What the exercise asks: Only the lines that include "Primäre" should be copied from the data below.

Data records:
"""

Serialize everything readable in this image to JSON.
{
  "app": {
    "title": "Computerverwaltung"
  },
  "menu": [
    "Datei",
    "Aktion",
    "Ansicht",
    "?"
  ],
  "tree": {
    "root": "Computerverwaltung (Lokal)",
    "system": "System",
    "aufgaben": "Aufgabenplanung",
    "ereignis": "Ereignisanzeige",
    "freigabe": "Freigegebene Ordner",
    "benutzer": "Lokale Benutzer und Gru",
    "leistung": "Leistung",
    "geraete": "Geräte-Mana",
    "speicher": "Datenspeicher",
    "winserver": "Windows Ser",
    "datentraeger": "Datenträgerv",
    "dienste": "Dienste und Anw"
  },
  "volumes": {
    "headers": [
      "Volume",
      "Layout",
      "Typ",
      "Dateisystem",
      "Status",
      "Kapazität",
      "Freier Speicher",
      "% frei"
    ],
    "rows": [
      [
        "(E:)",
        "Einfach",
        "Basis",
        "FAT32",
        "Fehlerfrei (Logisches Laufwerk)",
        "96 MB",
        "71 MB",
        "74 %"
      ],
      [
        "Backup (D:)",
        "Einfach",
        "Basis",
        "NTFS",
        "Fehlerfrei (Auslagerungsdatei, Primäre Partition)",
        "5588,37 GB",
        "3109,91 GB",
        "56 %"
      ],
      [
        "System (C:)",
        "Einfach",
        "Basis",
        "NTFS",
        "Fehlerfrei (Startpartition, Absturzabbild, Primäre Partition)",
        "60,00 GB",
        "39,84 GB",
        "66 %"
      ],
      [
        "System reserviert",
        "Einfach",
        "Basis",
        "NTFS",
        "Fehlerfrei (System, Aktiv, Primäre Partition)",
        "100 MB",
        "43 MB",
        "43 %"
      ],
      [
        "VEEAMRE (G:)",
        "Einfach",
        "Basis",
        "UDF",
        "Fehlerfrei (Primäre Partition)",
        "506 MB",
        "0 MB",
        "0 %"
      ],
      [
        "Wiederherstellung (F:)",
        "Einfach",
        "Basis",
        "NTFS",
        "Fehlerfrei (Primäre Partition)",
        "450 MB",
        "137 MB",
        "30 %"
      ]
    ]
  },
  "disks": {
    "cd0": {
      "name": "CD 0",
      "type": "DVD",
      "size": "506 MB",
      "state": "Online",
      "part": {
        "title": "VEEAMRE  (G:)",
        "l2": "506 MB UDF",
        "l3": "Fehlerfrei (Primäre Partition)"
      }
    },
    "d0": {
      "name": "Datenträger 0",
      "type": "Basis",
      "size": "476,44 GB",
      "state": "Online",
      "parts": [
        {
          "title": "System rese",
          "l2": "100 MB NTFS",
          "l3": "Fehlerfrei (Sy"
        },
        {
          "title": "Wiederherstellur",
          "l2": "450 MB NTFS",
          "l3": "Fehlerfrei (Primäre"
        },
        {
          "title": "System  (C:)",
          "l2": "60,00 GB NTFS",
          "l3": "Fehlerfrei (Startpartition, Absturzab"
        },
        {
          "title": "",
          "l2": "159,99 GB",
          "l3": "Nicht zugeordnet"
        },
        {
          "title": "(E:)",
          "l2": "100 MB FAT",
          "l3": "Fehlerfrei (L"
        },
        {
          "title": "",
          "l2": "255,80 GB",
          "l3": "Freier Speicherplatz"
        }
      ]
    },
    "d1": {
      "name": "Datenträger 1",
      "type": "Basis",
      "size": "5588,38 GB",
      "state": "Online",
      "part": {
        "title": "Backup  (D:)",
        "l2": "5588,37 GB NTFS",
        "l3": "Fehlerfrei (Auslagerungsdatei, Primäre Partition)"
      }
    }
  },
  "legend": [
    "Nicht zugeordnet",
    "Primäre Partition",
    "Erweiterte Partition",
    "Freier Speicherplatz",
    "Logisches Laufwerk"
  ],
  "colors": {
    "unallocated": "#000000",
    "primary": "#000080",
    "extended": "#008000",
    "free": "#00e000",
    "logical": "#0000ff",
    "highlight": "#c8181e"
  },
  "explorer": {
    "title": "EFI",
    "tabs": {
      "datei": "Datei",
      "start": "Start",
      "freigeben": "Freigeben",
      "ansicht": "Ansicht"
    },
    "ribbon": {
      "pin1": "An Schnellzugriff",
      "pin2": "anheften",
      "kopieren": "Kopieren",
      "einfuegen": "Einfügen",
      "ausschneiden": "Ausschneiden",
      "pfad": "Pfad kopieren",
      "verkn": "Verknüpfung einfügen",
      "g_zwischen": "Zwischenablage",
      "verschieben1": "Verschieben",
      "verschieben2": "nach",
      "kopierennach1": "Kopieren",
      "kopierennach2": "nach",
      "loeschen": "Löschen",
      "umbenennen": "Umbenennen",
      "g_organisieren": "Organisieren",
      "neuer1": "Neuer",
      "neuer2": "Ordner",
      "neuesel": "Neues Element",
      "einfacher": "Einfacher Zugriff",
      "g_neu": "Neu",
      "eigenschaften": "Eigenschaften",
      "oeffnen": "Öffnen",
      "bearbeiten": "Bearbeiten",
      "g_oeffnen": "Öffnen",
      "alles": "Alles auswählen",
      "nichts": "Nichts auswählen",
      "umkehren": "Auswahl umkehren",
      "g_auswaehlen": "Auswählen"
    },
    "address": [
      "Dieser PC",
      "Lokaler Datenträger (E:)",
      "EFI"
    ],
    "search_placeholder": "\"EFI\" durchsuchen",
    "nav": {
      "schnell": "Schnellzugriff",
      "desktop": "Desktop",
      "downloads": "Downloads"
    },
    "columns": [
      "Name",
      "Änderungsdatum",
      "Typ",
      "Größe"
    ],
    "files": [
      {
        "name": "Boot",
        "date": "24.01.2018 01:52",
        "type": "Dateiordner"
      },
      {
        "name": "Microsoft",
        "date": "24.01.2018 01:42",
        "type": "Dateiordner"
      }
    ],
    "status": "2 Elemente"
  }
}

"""

Result below:
        "Fehlerfrei (Auslagerungsdatei, Primäre Partition)",
        "Fehlerfrei (Startpartition, Absturzabbild, Primäre Partition)",
        "Fehlerfrei (System, Aktiv, Primäre Partition)",
        "Fehlerfrei (Primäre Partition)",
        "Fehlerfrei (Primäre Partition)",
        "l3": "Fehlerfrei (Primäre Partition)"
          "l3": "Fehlerfrei (Primäre"
        "l3": "Fehlerfrei (Auslagerungsdatei, Primäre Partition)"
    "Primäre Partition",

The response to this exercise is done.